Sending your son or daughter to university is a big milestone - it’s when they become independent and begin to find their own way in the world. Although our relationship is with the students themselves - and we encourage them to take responsibility for every aspect of their university experience - we understand that you want to help and support them as they begin this new chapter in their lives.
Keep on top of deadlines
There is a lot to remember during the university application process, from submitting their UCAS application and organising student finance to applying for accommodation. As most students are also deep in their school/college studies, when coursework deadlines are looming and exams are approaching, it can be hard to keep on top of the various dates.
If you make a note of the key university deadlines, you can remind your son or daughter what they need to do when, if it slips their mind.
Run through how to budget

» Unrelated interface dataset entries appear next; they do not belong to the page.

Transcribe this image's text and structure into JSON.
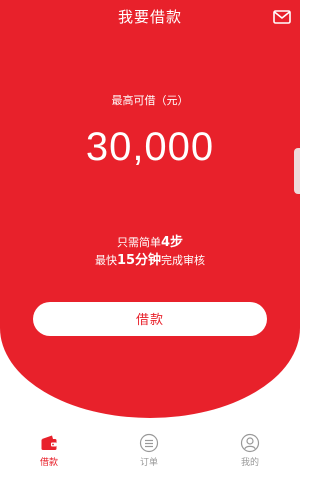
{
  "header": {
    "title": "我要借款",
    "mail_icon": "mail-icon"
  },
  "hero": {
    "max_label": "最高可借（元）",
    "max_amount": "30,000",
    "steps_prefix": "只需简单",
    "steps_count": "4步",
    "time_prefix": "最快",
    "time_value": "15分钟",
    "time_suffix": "完成审核",
    "button_label": "借款"
  },
  "tabs": [
    {
      "label": "借款",
      "icon": "wallet-icon",
      "active": true
    },
    {
      "label": "订单",
      "icon": "list-icon",
      "active": false
    },
    {
      "label": "我的",
      "icon": "person-icon",
      "active": false
    }
  ],
  "colors": {
    "accent": "#e8212b",
    "inactive": "#999999",
    "background": "#ffffff"
  }
}
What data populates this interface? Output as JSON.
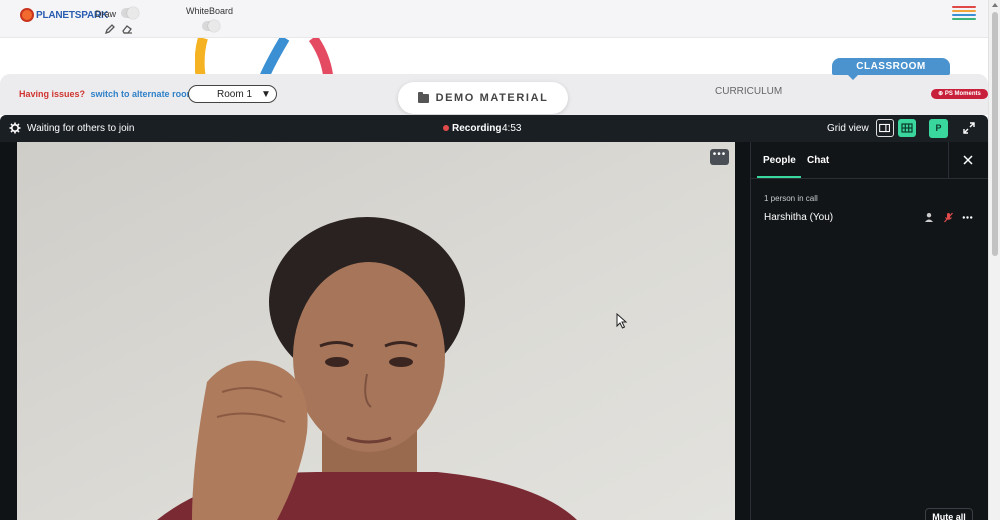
{
  "toolbar": {
    "logo_text": "PLANETSPARK",
    "draw_label": "Draw",
    "whiteboard_label": "WhiteBoard",
    "icons": [
      "pencil-icon",
      "eraser-icon",
      "hamburger-menu-icon"
    ]
  },
  "classroom": {
    "having_issues": "Having issues?",
    "switch_link": "switch to alternate room",
    "room_selected": "Room 1",
    "room_arrow": "▼",
    "demo_material": "DEMO MATERIAL",
    "curriculum": "CURRICULUM",
    "classroom_tab": "CLASSROOM",
    "moments_badge": "PS Moments"
  },
  "callbar": {
    "status": "Waiting for others to join",
    "recording_label": "Recording",
    "recording_time": "4:53",
    "view_label": "Grid view",
    "avatar_letter": "P"
  },
  "video": {
    "more_label": "•••"
  },
  "panel": {
    "tabs": [
      "People",
      "Chat"
    ],
    "active_tab": "People",
    "count_text": "1 person in call",
    "participants": [
      {
        "name": "Harshitha (You)"
      }
    ],
    "mute_all": "Mute all"
  },
  "colors": {
    "accent_green": "#39d79e",
    "recording_red": "#e24b4b",
    "classroom_blue": "#4a93cf",
    "issues_red": "#d0352f",
    "link_blue": "#2f80c8",
    "call_bg": "#1a1f24",
    "ps_moments_red": "#c8203b"
  }
}
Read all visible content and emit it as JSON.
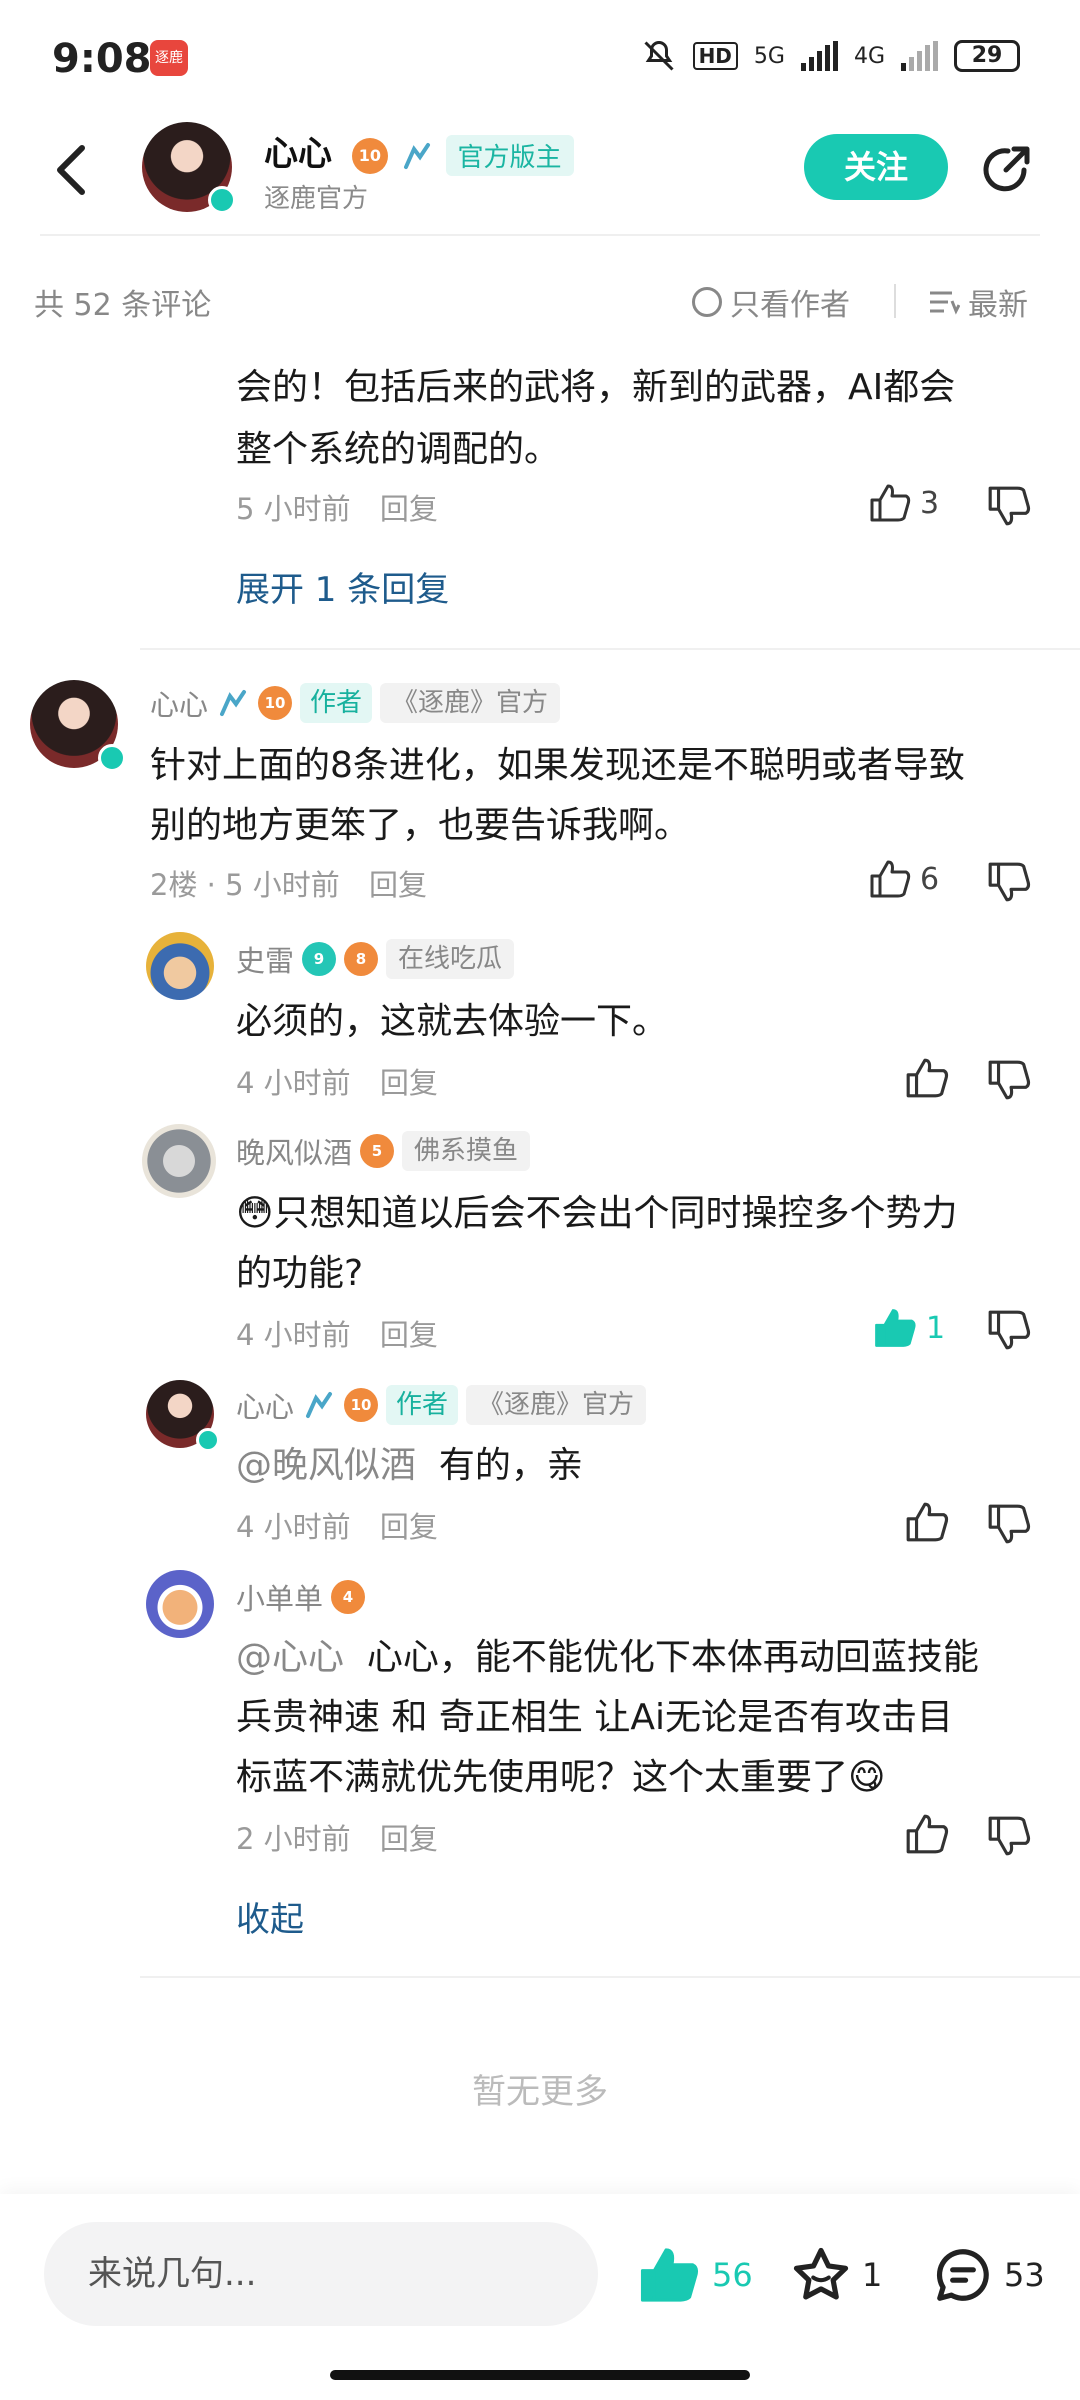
{
  "status_bar": {
    "time": "9:08",
    "app_icon_text": "逐鹿",
    "hd_label": "HD",
    "net1": "5G",
    "net2": "4G",
    "battery": "29"
  },
  "header": {
    "name": "心心",
    "level": "10",
    "official_tag": "官方版主",
    "subtitle": "逐鹿官方",
    "follow_label": "关注"
  },
  "toolbar": {
    "count_label": "共 52 条评论",
    "only_author_label": "只看作者",
    "sort_label": "最新"
  },
  "comments": {
    "c1": {
      "text_line1": "会的！包括后来的武将，新到的武器，AI都会",
      "text_line2": "整个系统的调配的。",
      "time": "5 小时前",
      "reply_label": "回复",
      "likes": "3",
      "expand_label": "展开 1 条回复"
    },
    "c2": {
      "username": "心心",
      "level": "10",
      "tag_author": "作者",
      "tag_title": "《逐鹿》官方",
      "text_line1": "针对上面的8条进化，如果发现还是不聪明或者导致",
      "text_line2": "别的地方更笨了，也要告诉我啊。",
      "floor_time": "2楼 · 5 小时前",
      "reply_label": "回复",
      "likes": "6"
    },
    "r1": {
      "username": "史雷",
      "badge": "9",
      "level": "8",
      "tag": "在线吃瓜",
      "text": "必须的，这就去体验一下。",
      "time": "4 小时前",
      "reply_label": "回复"
    },
    "r2": {
      "username": "晚风似酒",
      "level": "5",
      "tag": "佛系摸鱼",
      "emoji": "😳",
      "text_line1": "只想知道以后会不会出个同时操控多个势力",
      "text_line2": "的功能?",
      "time": "4 小时前",
      "reply_label": "回复",
      "likes": "1"
    },
    "r3": {
      "username": "心心",
      "level": "10",
      "tag_author": "作者",
      "tag_title": "《逐鹿》官方",
      "mention": "@晚风似酒",
      "text": "有的，亲",
      "time": "4 小时前",
      "reply_label": "回复"
    },
    "r4": {
      "username": "小单单",
      "level": "4",
      "mention": "@心心",
      "text_line1": "心心，能不能优化下本体再动回蓝技能",
      "text_line2": "兵贵神速 和 奇正相生 让Ai无论是否有攻击目",
      "text_line3": "标蓝不满就优先使用呢？这个太重要了",
      "emoji": "😋",
      "time": "2 小时前",
      "reply_label": "回复"
    },
    "collapse_label": "收起"
  },
  "no_more": "暂无更多",
  "bottom_bar": {
    "input_placeholder": "来说几句...",
    "likes": "56",
    "favorites": "1",
    "comments": "53"
  },
  "colors": {
    "accent": "#19c9b2",
    "link": "#1e5b8c",
    "level_badge": "#f08a3c"
  }
}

This will probably be the first time your child has had to take control of every aspect of their finances. It’s worth taking a bit of time to talk them through the basics of budgeting to help them keep on top of their money once September rolls around.
Although a lot of expenses - including utility bills and internet costs - will be included in the price of their rent if they are staying in university accommodation, they will still need to budget for food and other day-to-day expenses, as well as having fun. You can find more information on budgeting in the fees and funding section.
Help them find the best student bank account
All the major high street banks offer student accounts and some provide better benefits than others. Helping your son or daughter compare the various options and work out which is best for them is a good exercise for both of you - you’ll know they’ve got an account that will provide them with all the financial services they need at university and they will hopefully have learned a bit more about financial services and how to compare them.
Offer them cooking lessons
Even if you’re not the world’s best chef, you will probably still be able to offer your son or daughter some useful tips on cooking. Find out if there’s anything they’d particularly like to learn how to cook themselves. Make sure they at least know the basics and have a few meals that they are comfortable preparing.
You should also help them buy the basic cooking utensils, crockery and cutlery that they’ll need when the arrive. All BU-managed accommodation will have a kettle, microwave, oven, hob, fridge and freezer, but basic cooking equipment won’t be provided. However they may want to check with other housemates before buying anything - no house needs six woks!
Talk to them
One of the most important things to do is talk to your child about how they feel about their forthcoming university experience. They will undoubtedly be excited but they’re also likely to have some concerns about living away from home for the first time.
Discuss everything well in advance of them leaving - they might be worried about little things that you can help with, such as cooking for themselves or doing their own washing, or may have bigger concerns about money and how they’ll fit into university life. All you can do is be supportive, but that may be enough to help them settle in initially.
If your son or daughter has any questions about life at BU, or university in general, they can contact us to discuss their queries.
We understand that sending your son or daughter to university can be a worry, particularly if it is their first time living away from home. At BU, we have a wealth of services in place to support the wellbeing of our students, which are signposted to them throughout their study.
We are only able to give you information regarding your son/daughter where we are permitted to do so by data protection laws. If we are aware that your son or daughter is experiencing health or welfare difficulties, we may suggest they contact you or do this on their behalf if they provide us with a signed statement of consent. We will only contact you without their express consent in exceptional cases where doing so is in their vital interests e.g. a medical emergency.
If you are concerned about your son or daughter and contact us, in some cases, we may be able to contact the student to tell them that you have been in touch, but generally we encourage you to talk to them directly about how they are finding the university experience. You can also use the provided information about our student wellbeing services to direct them to support and activities that they may find helpful.